December 1, 2022
The humanitarian sector in Indonesia experiences regeneration problems where capacity strengthening initiatives such as trainings for aid workers and volunteers are generally carried out only after a large-scale disaster occurs, and not before. Between 2004 and 2010, there many practitioners, aid workers, and volunteers developed valuable skills from the Aceh tsunami (2004), the Yogyakarta earthquake (2006), the Jakarta flood (2007), the West Sumatra earthquake (2009), the eruption of Mount Merapi (2010), and many other disaster events. However, the absence of large-scale disasters from 2010 to 2018 led to gaps and also a dearth of various capacity building efforts, including Sphere trainings. This is also due to the lack of funding to conduct capacity building for emergency response. The Lombok earthquake and also the tsunami earthquake in Central Sulawesi in 2018 were an eye opener for many organisations about the importance of continuity in capacity building to avoid generational knowledge gaps.
Thus, the Indonesian Society for Disaster Management or MPBI, organised a workshop, inviting veteran humanitarian practitioners and Sphere trainers across Indonesia and also representatives from NGOs to discuss contextualising and developing a Sphere Road Map in Indonesia. These participants shared their stories on translating the first Indonesian-language version of the Sphere handbook starting with the 2000 edition, convincing the government of Indonesia to use the Sphere standards as part of government response standards, sharing their experiences in using the Sphere standards for programme implementation, and promoting the handbook in the humanitarian community and the wider public. These experiences provided context and basis to understand past challenges and contribute to the development of strategy to overcome future barriers. The workshop also facilitated dialogue between senior and junior humanitarian workers and strengthened the networks of Sphere trainers as this is the first time MPBI organised a workshop for Sphere trainers across Indonesia.

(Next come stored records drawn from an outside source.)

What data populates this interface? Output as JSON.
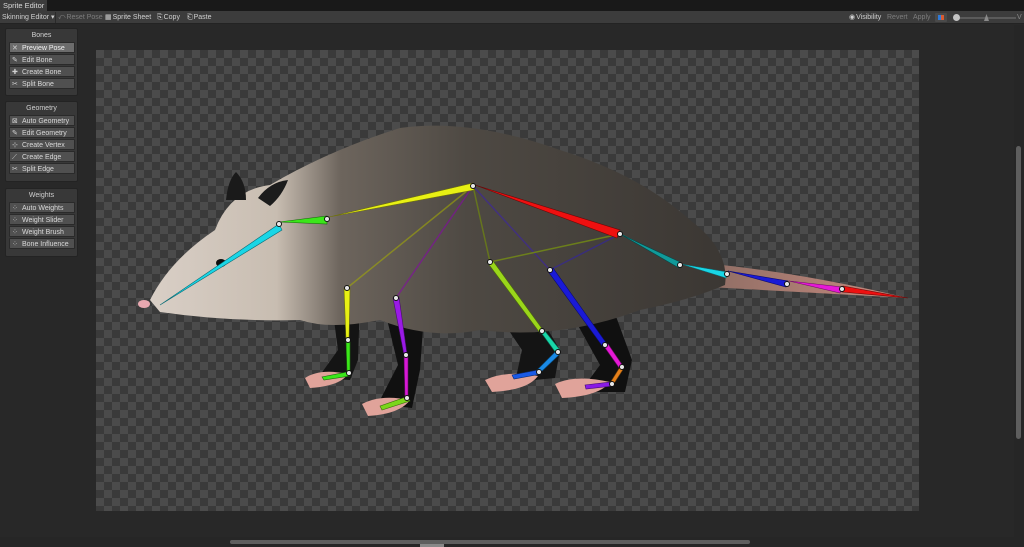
{
  "window": {
    "tab_title": "Sprite Editor"
  },
  "toolbar": {
    "mode_dropdown": "Skinning Editor",
    "reset_pose": "Reset Pose",
    "sprite_sheet": "Sprite Sheet",
    "copy": "Copy",
    "paste": "Paste",
    "visibility": "Visibility",
    "revert": "Revert",
    "apply": "Apply",
    "zoom_label": "V"
  },
  "panels": {
    "bones": {
      "title": "Bones",
      "buttons": [
        "Preview Pose",
        "Edit Bone",
        "Create Bone",
        "Split Bone"
      ],
      "active": "Preview Pose"
    },
    "geometry": {
      "title": "Geometry",
      "buttons": [
        "Auto Geometry",
        "Edit Geometry",
        "Create Vertex",
        "Create Edge",
        "Split Edge"
      ]
    },
    "weights": {
      "title": "Weights",
      "buttons": [
        "Auto Weights",
        "Weight Slider",
        "Weight Brush",
        "Bone Influence"
      ]
    }
  },
  "icons": {
    "bone_tools": "bone-icon",
    "geometry_tools": "mesh-icon",
    "weight_tools": "weights-grid-icon",
    "visibility": "eye-icon",
    "dropdown": "chevron-down-icon"
  },
  "colors": {
    "panel_bg": "#383838",
    "canvas_bg": "#282828",
    "active_button": "#6c6c6c"
  }
}
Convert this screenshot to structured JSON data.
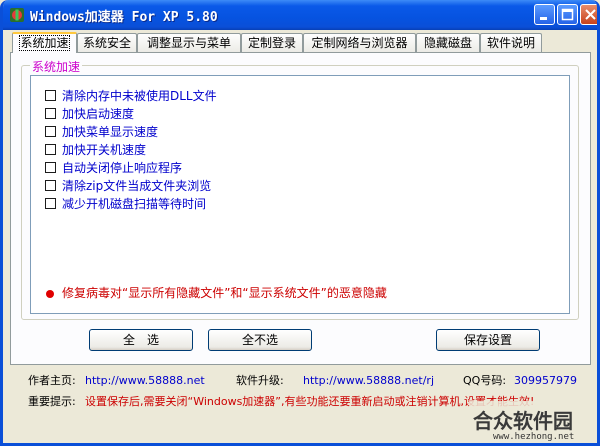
{
  "window": {
    "title": "Windows加速器 For XP 5.80"
  },
  "tabs": [
    {
      "label": "系统加速",
      "active": true
    },
    {
      "label": "系统安全"
    },
    {
      "label": "调整显示与菜单"
    },
    {
      "label": "定制登录"
    },
    {
      "label": "定制网络与浏览器"
    },
    {
      "label": "隐藏磁盘"
    },
    {
      "label": "软件说明"
    }
  ],
  "group": {
    "title": "系统加速",
    "options": [
      {
        "label": "清除内存中未被使用DLL文件",
        "checked": false
      },
      {
        "label": "加快启动速度",
        "checked": false
      },
      {
        "label": "加快菜单显示速度",
        "checked": false
      },
      {
        "label": "加快开关机速度",
        "checked": false
      },
      {
        "label": "自动关闭停止响应程序",
        "checked": false
      },
      {
        "label": "清除zip文件当成文件夹浏览",
        "checked": false
      },
      {
        "label": "减少开机磁盘扫描等待时间",
        "checked": false
      }
    ],
    "warning": "修复病毒对“显示所有隐藏文件”和“显示系统文件”的恶意隐藏"
  },
  "buttons": {
    "select_all": "全　选",
    "select_none": "全不选",
    "save": "保存设置"
  },
  "footer": {
    "homepage_label": "作者主页:",
    "homepage_url": "http://www.58888.net",
    "upgrade_label": "软件升级:",
    "upgrade_url": "http://www.58888.net/rj",
    "qq_label": "QQ号码:",
    "qq_value": "309957979",
    "notice_label": "重要提示:",
    "notice_text": "设置保存后,需要关闭“Windows加速器”,有些功能还要重新启动或注销计算机,设置才能生效!"
  },
  "watermark": {
    "text": "合众软件园",
    "url": "www.hezhong.net"
  },
  "colors": {
    "titlebar": "#0a59e8",
    "link": "#0000cc",
    "warning": "#cc0000",
    "group_title": "#cc00cc"
  }
}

The workshop resulted in the formation of a small task force to translate, review, and contextualise the Sphere training materials to be more suitable for Indonesian audiences, and also developed a road map for strengthening capacities of humanitarian workers and volunteers in Indonesia. The workshop was conducted on 2-4 December 2022 in Jakarta and attended by 41 participants (25 male and 16 female) from 20 different organisations as well as freelance trainers. MPBI received seed funding from the Sphere Secretariat and later on we were able to leverage additional funding support from Oxfam in Indonesia, CRS Indonesia, and the Asia Pacific Alliance for Disaster Management in Indonesia (APAD-Indonesia). The workshop also solidified support for MPBI as the Country Sphere Focal Point, acting as the primary driver in promoting Sphere in Indonesia. In February 2023, the small task force has finished conducting the translation and review of the Sphere training materials and is currently developing case studies and analysis that are suitable with Indonesian context. Currently, the participants of the workshop are still connected through a WhatsApp group and engage in regular discussions. This network will also be linked with other humanitarian networks in Indonesia and serve as a platform to discuss issues related to humanitarian standards, principles, and values.
December 1, 2022